Over the past 70 years, Tom from Tom and Jerry has survived so many face explosions, dog bites and mousetrap-related accidents that he's got to be used to the pain by now. That's why a cartoon from 1956 decided to take things to the next level by killing not his body, but his soul.
The cartoon starts with Tom sitting in the middle of a train track with the clear intention of letting the train run over him as Jerry's suave narration states that "in a few minutes it'll all be over" and that "it's better this way."
Pictured: Adele's cat.
We then flash back to reveal the reason of Tom's suicidal despair: a dame.
Tom instantly falls in love with her and they have some tender moments together (as far as we can tell, because her expression never changes), but the floozy ends up leaving him the moment she spots another cat with more money. Tom tries to win her back by using his life savings to buy her jewelry:
And giving himself up for slavery to buy a new car:
When people sign slavery contracts, it's usually less about new cars and more about really weird orgasms.
But nothing works. Devastated, he turns to drink:
Finally, we come back to the railroad tracks, with Tom waiting to die as Jerry reflects on how lucky he is to have a loving girlfriend -- however, Jerry's world quickly shatters as well when he happens to see his girl cheating on him with the guy she just married, and he joins Tom on the tracks, both of them waiting for death.
So ... this is where they hug and realize that they're not really alone as long as they have each other, right? Or, at the very least, when they remember that they're a cat and a mouse and start carrying out a whimsical chase sequence, united in their hate? Right?
And remember, kids: There's not enough food for everyone.

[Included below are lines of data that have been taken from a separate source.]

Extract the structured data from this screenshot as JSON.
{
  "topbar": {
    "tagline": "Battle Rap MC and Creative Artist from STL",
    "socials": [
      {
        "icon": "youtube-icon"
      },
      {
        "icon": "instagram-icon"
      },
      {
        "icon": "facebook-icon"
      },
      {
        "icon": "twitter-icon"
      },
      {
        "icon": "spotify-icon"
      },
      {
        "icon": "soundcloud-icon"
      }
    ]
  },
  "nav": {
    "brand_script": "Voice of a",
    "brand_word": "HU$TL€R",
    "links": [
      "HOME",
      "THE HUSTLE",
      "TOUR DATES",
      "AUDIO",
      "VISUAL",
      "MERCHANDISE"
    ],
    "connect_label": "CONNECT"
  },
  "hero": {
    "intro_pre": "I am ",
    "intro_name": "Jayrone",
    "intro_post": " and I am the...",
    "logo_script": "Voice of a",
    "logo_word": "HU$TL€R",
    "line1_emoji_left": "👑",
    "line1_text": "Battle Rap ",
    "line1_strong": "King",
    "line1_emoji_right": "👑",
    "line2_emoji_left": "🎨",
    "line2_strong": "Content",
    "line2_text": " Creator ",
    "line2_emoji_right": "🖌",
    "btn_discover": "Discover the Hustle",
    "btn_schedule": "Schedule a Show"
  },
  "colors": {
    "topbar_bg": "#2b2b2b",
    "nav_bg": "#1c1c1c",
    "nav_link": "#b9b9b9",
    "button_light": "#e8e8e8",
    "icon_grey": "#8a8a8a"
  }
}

Nope. They just sit there as we hear a whistle indicating that the train approaches, and then ... it's over. Holy shit, was this the last episode of the series or something? Now we know where The Sopranos got the idea for the finale, except that at least they made it somewhat ambiguous and not totally soul-crushing.